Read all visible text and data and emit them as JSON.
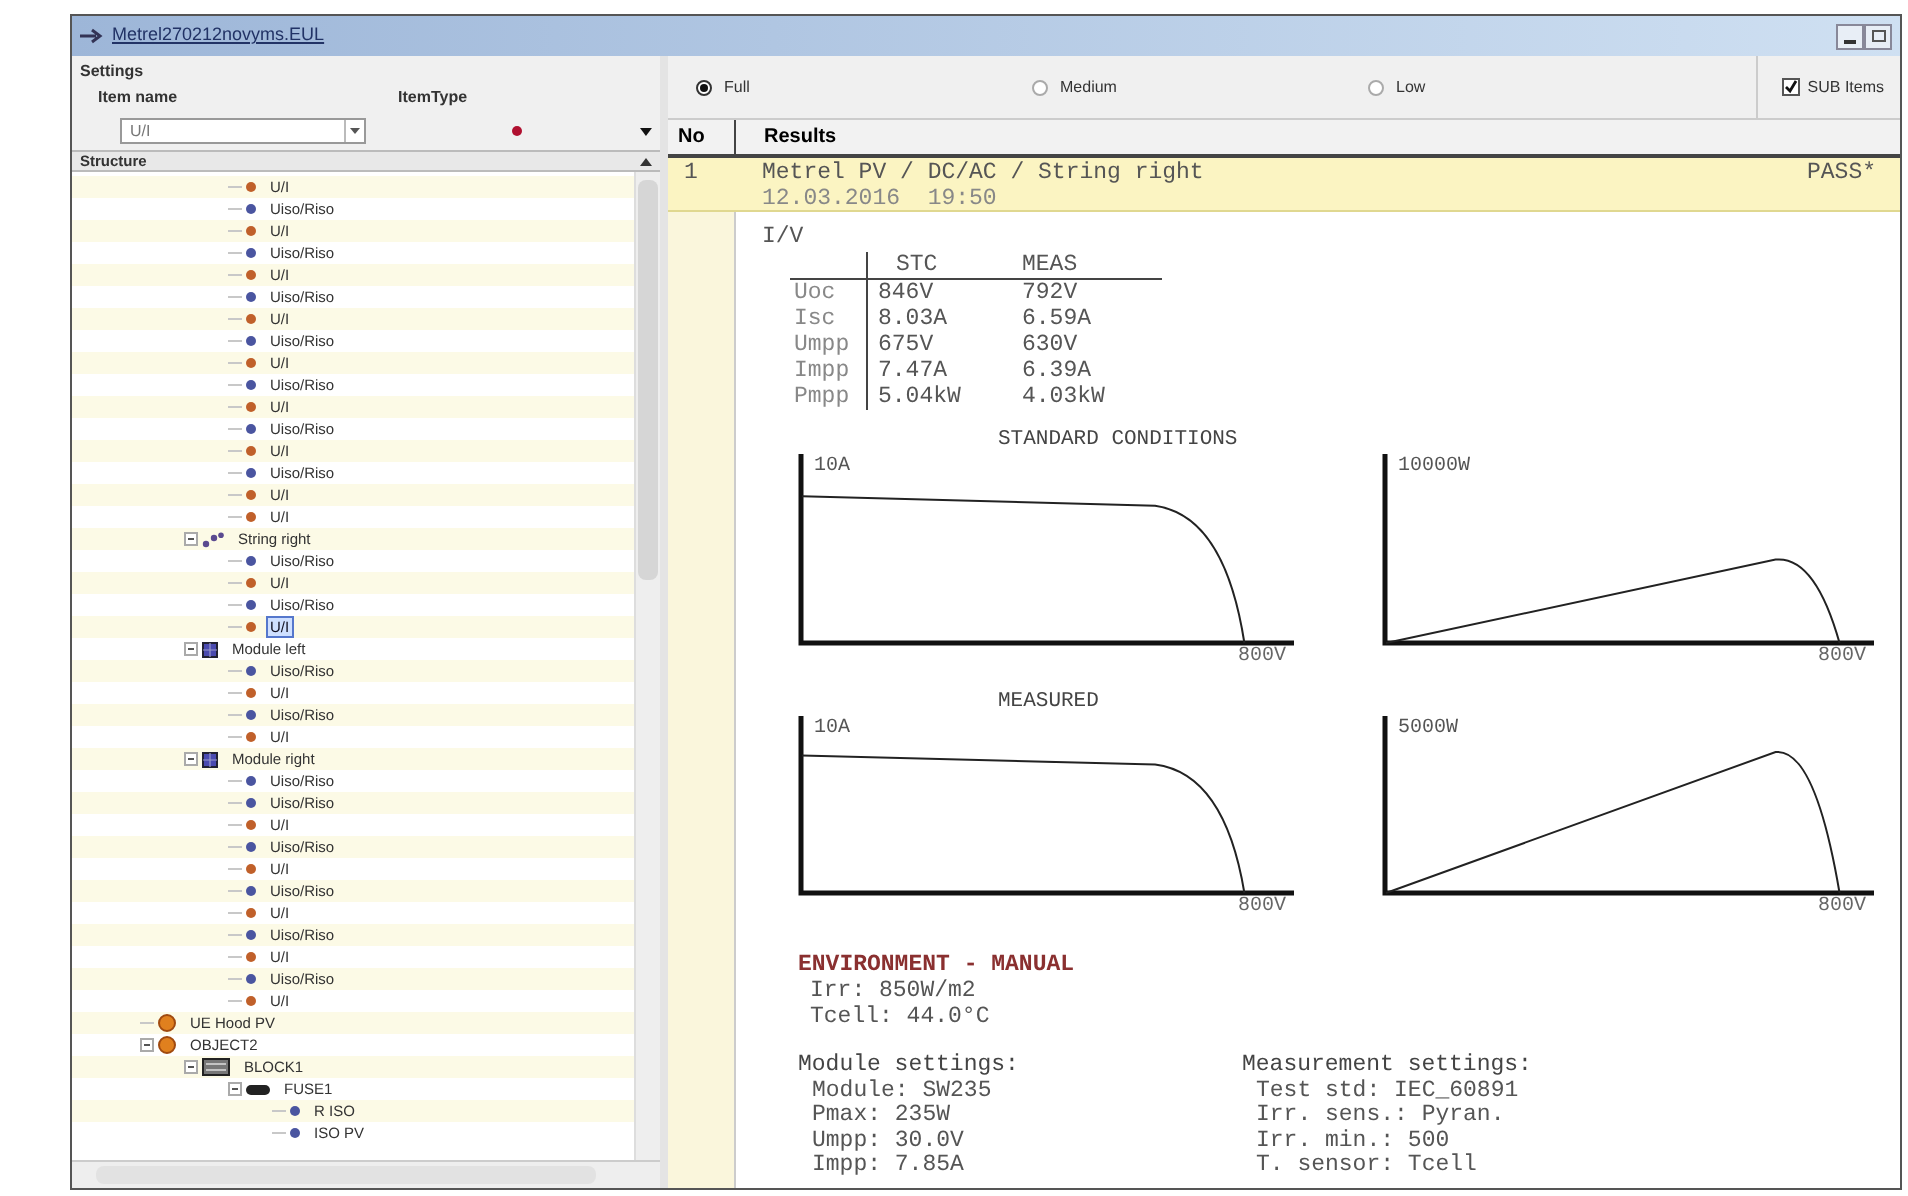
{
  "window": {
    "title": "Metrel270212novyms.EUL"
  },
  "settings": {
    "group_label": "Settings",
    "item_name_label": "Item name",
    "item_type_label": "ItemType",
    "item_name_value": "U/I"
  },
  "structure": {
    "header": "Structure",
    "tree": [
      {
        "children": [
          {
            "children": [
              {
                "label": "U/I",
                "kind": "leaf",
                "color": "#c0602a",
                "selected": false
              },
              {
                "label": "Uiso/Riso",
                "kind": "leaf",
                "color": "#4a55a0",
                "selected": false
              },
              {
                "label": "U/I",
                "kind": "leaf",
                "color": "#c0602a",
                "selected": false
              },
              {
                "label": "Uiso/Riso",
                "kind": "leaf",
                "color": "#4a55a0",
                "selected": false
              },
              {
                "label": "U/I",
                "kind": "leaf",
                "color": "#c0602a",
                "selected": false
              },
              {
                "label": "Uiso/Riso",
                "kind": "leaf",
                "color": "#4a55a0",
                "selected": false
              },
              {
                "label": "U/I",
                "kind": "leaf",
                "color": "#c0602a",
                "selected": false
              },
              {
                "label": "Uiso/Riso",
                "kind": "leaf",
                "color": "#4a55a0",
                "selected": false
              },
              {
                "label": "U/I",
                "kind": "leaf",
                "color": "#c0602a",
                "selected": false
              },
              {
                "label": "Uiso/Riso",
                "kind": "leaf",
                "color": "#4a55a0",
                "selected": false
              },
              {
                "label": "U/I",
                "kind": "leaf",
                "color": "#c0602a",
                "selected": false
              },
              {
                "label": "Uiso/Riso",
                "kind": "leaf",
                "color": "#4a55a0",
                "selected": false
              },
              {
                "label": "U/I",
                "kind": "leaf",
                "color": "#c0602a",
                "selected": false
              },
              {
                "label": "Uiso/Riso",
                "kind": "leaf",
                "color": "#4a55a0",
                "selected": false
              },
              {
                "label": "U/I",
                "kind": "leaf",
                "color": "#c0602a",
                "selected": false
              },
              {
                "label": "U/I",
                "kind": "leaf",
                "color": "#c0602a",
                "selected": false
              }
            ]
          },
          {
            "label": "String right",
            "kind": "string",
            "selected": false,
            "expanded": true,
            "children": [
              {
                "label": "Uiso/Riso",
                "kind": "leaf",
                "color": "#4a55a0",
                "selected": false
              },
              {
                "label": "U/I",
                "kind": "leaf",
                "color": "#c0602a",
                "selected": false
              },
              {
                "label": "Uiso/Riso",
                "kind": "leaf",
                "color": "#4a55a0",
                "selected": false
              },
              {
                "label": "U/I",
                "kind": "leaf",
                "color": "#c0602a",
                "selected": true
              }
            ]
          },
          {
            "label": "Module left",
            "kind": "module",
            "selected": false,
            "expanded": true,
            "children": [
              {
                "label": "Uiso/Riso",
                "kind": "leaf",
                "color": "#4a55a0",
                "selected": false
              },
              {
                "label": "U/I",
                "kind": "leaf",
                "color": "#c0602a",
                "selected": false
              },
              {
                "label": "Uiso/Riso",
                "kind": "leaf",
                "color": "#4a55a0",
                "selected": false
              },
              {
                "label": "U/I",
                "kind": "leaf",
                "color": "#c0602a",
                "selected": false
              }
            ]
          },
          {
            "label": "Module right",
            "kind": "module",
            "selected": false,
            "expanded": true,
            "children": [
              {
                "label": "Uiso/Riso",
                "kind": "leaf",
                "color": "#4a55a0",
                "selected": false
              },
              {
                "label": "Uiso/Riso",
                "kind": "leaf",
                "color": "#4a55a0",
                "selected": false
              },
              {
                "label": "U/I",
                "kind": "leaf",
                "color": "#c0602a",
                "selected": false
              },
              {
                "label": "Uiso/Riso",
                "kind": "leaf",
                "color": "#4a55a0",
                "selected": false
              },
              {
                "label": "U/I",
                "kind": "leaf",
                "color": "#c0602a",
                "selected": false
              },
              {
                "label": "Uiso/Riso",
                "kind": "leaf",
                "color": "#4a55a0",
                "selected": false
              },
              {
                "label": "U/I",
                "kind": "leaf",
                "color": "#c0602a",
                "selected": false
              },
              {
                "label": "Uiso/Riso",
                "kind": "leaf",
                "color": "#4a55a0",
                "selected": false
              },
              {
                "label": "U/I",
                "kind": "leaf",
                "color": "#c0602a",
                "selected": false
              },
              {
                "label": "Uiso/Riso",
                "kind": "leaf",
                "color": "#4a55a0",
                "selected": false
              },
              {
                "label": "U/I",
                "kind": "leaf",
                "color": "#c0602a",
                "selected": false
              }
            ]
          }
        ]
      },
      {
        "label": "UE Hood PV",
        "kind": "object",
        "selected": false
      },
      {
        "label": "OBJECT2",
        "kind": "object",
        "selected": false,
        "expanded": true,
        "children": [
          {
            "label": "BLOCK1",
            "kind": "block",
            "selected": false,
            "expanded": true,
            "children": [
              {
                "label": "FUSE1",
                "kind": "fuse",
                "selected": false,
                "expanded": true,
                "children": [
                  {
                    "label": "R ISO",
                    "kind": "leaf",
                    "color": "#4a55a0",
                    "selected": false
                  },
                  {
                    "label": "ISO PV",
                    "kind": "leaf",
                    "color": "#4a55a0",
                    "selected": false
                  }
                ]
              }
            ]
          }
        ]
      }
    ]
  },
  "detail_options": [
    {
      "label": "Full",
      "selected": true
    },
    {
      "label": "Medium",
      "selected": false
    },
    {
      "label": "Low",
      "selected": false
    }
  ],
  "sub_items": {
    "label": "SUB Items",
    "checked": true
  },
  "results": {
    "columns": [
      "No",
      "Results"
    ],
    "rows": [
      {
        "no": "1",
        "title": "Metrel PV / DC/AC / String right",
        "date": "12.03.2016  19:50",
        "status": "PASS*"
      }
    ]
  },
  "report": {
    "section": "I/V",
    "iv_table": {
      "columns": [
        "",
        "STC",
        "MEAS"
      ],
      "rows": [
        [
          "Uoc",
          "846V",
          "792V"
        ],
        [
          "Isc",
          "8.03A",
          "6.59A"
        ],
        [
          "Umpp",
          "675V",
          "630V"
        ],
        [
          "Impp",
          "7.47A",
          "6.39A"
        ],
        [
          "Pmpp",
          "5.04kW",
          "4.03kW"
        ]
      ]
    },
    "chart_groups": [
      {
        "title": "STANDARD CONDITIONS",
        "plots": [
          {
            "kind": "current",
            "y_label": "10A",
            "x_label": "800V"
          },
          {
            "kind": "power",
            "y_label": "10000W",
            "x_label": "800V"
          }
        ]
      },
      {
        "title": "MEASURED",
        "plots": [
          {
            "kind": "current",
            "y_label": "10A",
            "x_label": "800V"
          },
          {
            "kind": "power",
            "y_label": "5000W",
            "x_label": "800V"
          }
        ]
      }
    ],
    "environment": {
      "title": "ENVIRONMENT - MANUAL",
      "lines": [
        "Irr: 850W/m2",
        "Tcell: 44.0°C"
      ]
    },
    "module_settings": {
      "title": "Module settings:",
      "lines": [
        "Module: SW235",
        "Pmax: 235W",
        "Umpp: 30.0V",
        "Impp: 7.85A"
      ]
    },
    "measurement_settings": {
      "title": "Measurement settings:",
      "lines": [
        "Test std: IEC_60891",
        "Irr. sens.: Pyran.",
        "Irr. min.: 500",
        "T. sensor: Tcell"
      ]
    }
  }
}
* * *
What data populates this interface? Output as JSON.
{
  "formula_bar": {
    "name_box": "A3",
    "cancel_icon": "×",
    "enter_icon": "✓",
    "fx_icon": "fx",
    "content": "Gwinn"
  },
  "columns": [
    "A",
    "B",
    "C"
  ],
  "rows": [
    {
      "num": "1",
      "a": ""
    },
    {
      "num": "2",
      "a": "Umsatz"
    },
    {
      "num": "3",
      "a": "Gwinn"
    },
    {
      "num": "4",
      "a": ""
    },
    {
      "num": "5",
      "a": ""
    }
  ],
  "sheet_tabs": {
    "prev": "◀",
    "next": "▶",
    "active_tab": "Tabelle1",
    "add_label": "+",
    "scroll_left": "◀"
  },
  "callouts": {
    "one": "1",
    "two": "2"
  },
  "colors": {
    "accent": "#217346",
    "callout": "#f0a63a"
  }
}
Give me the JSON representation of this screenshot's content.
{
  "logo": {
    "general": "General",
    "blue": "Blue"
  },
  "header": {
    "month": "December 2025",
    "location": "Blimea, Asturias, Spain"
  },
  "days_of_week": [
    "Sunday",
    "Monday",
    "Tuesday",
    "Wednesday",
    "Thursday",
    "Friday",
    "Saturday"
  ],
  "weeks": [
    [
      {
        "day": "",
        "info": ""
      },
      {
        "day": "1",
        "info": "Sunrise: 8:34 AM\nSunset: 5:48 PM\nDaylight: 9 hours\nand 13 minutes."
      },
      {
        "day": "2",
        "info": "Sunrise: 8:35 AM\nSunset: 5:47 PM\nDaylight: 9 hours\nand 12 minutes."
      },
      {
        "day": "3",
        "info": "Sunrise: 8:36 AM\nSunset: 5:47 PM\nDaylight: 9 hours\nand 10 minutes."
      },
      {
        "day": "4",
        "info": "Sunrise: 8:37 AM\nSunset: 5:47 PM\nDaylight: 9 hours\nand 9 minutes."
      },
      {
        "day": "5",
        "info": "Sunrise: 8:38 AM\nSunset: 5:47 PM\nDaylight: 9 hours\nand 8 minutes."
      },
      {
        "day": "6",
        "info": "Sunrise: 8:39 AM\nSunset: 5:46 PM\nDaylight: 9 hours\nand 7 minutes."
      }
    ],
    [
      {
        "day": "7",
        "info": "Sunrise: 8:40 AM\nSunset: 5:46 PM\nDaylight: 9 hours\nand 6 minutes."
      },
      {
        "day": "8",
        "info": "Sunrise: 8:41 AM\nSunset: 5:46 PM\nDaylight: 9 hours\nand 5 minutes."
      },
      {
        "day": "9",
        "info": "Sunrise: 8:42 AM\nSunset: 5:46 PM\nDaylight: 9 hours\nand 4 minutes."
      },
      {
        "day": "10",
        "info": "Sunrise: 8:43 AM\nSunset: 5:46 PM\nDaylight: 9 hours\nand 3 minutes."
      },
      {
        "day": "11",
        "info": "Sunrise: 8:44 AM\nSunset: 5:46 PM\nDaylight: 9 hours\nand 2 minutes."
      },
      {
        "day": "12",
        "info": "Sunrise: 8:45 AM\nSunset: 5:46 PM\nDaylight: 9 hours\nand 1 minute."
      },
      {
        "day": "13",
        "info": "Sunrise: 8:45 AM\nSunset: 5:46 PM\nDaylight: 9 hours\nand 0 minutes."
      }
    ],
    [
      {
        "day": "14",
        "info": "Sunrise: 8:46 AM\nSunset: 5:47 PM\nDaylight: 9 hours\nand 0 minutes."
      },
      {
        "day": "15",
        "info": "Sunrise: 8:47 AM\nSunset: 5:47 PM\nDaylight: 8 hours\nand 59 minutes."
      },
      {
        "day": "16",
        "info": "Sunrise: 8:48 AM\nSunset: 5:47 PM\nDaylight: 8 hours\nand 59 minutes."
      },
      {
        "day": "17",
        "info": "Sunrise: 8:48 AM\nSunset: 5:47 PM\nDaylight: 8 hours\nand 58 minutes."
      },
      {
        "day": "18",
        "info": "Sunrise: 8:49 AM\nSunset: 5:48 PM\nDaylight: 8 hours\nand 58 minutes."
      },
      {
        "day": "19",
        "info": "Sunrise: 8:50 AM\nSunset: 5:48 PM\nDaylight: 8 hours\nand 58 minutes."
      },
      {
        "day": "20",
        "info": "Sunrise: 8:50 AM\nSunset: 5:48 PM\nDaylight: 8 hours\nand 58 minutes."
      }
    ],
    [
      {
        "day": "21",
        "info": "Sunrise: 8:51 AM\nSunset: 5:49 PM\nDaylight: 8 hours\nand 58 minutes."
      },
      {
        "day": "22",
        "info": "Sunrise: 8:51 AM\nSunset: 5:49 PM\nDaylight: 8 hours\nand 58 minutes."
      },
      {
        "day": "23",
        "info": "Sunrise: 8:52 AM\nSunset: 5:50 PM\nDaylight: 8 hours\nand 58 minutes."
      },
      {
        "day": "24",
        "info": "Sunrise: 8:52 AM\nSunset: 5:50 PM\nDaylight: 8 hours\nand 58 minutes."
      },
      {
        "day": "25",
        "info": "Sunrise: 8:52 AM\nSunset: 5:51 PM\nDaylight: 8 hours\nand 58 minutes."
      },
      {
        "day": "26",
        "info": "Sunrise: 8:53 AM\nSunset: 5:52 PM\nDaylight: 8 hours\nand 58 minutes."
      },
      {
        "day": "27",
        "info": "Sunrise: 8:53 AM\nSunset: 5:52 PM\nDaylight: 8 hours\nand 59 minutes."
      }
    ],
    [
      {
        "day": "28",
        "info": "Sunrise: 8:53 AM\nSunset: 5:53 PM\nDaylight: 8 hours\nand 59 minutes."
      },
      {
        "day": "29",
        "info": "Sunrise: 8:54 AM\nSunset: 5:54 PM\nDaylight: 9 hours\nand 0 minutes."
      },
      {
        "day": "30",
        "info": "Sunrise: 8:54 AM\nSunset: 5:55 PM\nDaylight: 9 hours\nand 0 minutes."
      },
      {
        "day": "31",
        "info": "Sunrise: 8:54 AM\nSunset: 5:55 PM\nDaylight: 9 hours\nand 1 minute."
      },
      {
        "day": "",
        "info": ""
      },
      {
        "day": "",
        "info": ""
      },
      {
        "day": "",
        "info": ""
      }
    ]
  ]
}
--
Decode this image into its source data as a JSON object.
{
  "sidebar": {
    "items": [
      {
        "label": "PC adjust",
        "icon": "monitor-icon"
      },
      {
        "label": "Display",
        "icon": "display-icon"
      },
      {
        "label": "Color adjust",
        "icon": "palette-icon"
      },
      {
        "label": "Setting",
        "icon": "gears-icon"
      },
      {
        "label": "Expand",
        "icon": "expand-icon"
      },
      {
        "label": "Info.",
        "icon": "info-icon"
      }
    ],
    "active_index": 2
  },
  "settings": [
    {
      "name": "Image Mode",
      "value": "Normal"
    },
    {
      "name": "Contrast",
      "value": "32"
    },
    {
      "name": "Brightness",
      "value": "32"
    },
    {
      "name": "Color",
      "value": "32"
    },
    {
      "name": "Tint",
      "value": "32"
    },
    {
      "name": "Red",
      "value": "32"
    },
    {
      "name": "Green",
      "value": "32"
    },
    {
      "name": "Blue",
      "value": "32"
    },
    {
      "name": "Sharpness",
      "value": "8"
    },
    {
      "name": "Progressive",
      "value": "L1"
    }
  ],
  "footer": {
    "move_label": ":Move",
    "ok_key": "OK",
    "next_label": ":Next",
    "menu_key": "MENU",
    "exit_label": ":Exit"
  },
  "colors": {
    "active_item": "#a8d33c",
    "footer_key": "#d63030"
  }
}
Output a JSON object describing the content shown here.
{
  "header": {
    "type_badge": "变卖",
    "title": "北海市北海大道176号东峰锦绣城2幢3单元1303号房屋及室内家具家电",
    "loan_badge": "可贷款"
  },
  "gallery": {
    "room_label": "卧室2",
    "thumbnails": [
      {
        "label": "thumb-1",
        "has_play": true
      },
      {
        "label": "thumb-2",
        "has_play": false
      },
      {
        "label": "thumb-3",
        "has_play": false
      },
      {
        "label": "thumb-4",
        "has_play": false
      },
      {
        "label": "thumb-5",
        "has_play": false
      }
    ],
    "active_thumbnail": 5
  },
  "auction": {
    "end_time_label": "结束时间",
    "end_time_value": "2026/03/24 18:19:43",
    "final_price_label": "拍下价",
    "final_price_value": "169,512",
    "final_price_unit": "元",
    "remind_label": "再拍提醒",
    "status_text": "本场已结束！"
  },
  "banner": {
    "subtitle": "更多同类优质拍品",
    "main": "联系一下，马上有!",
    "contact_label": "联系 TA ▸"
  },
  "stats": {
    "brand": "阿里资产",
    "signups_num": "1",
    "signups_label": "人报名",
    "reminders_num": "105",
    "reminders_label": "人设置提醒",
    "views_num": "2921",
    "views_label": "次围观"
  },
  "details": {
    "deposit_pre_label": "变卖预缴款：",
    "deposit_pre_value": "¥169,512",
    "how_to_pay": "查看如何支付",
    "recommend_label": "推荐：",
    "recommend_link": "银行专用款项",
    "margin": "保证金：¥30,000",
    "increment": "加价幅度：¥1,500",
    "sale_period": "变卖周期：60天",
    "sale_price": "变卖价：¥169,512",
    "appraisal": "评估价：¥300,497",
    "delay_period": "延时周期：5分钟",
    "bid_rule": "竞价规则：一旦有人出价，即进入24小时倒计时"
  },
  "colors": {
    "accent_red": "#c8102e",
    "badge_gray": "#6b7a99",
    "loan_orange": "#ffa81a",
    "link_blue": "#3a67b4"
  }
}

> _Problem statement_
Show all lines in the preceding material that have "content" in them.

> _Task result_
    "content": "Gwinn"
Give me the JSON representation of this screenshot's content.
Output a JSON object describing the content shown here.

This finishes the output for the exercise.